Now that this website is up and running, I will be able to concentrate on my fourth Blades novel, as I plan to develop this into a series now. The book has been researched and planned; and the characters have all been mapped out. I have even started writing it – and that is what I will be continuing with now. I look forward to it.


This is the cover for the first Inspector Blades book. Blades has found his way through three different murder mysteries, and I am now writing the fourth for him. I love the cover for the first book. This, to me, is the central image for that novel, a young, attractive woman walking out into the dunes. She is in the midst of exploring and enjoying her life – but it comes to a premature end. And the innocence and the joy in that image I find haunting because it is the last walk of her short life, and there is nothing to suggest she deserves such an end – as she doesn’t. In the fourth book, Inspector Blades is engaged in searching for another missing young woman, and he really hopes that he will find this one alive. I am yet to find out myself the end to this mystery and look forward to knowing what happens next. I will just have to keep on writing it. I am about half way through and have reached the stage you always do half-way through a novel, where you have gone a bit flat, and just have to keep plodding on till the structure comes together and the ideas flow properly again. So, onwards. One foot after another.


Christmas was great. I enjoyed a good meal and good company, and, feeling in a relaxed and energetic frame of mind again, I have returned to work on the fourth novel in the Inspector Blades series. I finished the first draft of this just before Christmas so have a lot of editing and polishing ahead of me, tasks that I usually enjoy. Inspector Blades, I am glad to say, manages to solve yet another puzzling case, and, though the seaside town of Birtleby that he works in is not a large place., (Itit is about the same size that Eastbourne was at the time – the 1920s) it is an alarmingly dangerous place to live in, and someone else has come to a sticky end. At least that’s what seems to have happened when a young woman disappears and blood stains are discovered where she lived. Inspector Blades’ first task is to establish the nature of the crime. If you are wondering who that is in the picture above, it is a policeman from that period, an Detective Lieutenant John Thomson Trench, a Glasgow policeman, well known for his courage, integrity, and determination in cases that he worked. He looks not unlike the Inspector Stephen Blades that I imagine when I am writing my crime novels. He has what looks like a parcel under his arm and I can tell you nothing about that, but I imagine it to be a clue in his latest case.


As you can see I have a cheerful time with my hiking group. On one such trip we explored Auldearn which is close to Nairn where I live and afterwards I wrote a poem about it. This was given first prize in the Robin Lloyd-Jones Autumn Voices poetry competition, judged by Sally Evans. This won from a field of about one hundred entries, so I was well pleased. The poem itself is listed in the section of this website called The Poems if you want to read it.

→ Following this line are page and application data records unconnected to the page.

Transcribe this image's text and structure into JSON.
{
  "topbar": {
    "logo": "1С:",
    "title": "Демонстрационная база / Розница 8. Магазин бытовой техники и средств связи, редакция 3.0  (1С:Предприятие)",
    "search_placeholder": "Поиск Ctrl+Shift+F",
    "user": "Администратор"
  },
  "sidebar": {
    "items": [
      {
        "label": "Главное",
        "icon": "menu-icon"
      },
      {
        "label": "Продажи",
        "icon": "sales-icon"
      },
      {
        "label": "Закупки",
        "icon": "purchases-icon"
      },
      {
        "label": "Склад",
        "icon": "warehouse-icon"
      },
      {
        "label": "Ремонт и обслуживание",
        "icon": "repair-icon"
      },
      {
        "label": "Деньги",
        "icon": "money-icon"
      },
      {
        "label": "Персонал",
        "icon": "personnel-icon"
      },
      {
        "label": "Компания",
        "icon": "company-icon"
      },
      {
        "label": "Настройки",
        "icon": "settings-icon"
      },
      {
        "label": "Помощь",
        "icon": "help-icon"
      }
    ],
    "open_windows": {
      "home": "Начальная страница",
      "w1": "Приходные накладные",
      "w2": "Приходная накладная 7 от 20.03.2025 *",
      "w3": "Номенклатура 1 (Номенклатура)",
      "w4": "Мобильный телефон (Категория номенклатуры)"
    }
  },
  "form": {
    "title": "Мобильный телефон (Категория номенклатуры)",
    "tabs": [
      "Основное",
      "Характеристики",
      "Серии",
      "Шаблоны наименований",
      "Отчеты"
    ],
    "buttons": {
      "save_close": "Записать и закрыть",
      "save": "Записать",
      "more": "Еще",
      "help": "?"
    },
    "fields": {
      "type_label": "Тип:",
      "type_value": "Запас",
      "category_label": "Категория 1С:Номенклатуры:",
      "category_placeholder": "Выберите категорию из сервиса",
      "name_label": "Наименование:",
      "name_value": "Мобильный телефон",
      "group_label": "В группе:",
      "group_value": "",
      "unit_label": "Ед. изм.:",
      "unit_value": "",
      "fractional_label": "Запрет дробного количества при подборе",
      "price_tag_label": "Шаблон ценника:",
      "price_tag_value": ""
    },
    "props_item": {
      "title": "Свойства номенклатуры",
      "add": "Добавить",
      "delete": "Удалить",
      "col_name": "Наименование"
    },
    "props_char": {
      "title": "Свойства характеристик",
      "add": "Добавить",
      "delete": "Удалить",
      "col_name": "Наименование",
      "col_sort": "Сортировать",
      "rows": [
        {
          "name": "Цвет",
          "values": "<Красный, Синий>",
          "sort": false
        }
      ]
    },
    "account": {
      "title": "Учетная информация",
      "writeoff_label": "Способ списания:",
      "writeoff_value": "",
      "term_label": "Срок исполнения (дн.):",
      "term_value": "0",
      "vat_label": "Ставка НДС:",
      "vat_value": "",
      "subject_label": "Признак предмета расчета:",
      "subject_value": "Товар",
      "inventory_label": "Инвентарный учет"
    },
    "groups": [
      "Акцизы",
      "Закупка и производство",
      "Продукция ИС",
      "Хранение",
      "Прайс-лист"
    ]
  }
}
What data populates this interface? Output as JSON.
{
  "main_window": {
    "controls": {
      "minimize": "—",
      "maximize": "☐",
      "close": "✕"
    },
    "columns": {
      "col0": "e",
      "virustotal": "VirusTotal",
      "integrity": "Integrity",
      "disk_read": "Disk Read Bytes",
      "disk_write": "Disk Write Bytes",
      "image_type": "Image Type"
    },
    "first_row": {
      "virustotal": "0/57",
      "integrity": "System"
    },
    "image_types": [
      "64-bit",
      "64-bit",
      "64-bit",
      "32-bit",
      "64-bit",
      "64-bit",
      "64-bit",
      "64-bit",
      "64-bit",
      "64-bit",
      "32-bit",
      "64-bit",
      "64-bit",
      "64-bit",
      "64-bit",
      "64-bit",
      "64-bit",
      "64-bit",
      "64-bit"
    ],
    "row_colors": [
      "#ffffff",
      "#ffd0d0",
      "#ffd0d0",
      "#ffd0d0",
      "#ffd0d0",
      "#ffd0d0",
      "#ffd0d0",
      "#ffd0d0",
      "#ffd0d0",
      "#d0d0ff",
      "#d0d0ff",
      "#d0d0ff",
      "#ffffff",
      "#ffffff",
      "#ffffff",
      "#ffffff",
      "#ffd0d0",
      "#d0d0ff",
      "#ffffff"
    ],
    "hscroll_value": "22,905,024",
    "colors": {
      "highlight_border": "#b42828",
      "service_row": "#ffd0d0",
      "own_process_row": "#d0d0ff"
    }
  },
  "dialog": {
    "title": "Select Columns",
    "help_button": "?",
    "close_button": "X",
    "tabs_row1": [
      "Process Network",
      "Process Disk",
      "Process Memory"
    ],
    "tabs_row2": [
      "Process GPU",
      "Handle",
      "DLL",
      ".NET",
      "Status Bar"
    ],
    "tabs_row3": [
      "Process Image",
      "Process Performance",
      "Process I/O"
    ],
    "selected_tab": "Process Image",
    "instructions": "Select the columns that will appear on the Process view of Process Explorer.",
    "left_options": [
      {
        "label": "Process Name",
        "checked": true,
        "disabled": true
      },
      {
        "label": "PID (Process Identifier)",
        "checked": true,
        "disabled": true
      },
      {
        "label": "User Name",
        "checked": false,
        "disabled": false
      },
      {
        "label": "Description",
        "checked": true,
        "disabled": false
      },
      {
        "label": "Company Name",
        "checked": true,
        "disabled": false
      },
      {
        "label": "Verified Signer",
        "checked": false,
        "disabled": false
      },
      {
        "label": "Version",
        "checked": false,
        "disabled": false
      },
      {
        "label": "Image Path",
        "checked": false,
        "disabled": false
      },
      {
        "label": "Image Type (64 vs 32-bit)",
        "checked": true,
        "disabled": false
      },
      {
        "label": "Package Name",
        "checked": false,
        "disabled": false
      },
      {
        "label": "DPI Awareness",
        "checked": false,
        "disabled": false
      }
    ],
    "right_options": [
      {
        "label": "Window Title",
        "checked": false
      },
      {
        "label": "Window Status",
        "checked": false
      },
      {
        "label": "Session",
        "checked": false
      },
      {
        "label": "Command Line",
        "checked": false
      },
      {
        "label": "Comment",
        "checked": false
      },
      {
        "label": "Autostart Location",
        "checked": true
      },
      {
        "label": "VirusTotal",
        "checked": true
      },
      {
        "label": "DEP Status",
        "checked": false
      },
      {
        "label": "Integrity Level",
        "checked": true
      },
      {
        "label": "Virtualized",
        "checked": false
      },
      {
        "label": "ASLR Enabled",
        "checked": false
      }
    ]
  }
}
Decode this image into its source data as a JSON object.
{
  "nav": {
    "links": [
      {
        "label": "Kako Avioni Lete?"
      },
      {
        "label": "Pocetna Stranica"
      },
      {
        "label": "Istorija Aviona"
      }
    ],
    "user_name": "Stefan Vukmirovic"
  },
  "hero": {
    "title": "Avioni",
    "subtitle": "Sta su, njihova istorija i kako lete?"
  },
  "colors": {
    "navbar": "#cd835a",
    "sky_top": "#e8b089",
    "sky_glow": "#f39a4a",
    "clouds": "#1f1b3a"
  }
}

It is a while since I wrote in this blog, not since the beginning of the first lockdown, about six months ago. It must have been a traumatic experience. I have been doing some writing, starting off with weekly poetry exercises, some of which were published. This is a poem which was published on the Hampden Collection/ Primo Poetica site. I think I was really missing my football at the time.

And Along With The Rest The Cancelled Football

Footballers become greater in the mind
the longer it is since they played.
George Best, he of the double-jointed ankles,
wove patterns between players so intricate
they might have been done with a needle and thread.

But he didn't forget the goalposts.
That's where the ball nestled,
home again, hence all the shouting.
With all the effort it took to put it there,
why take it out and start all over again?

Because it's football, the game of the masses,
which also becomes greater
the longer it is since it played.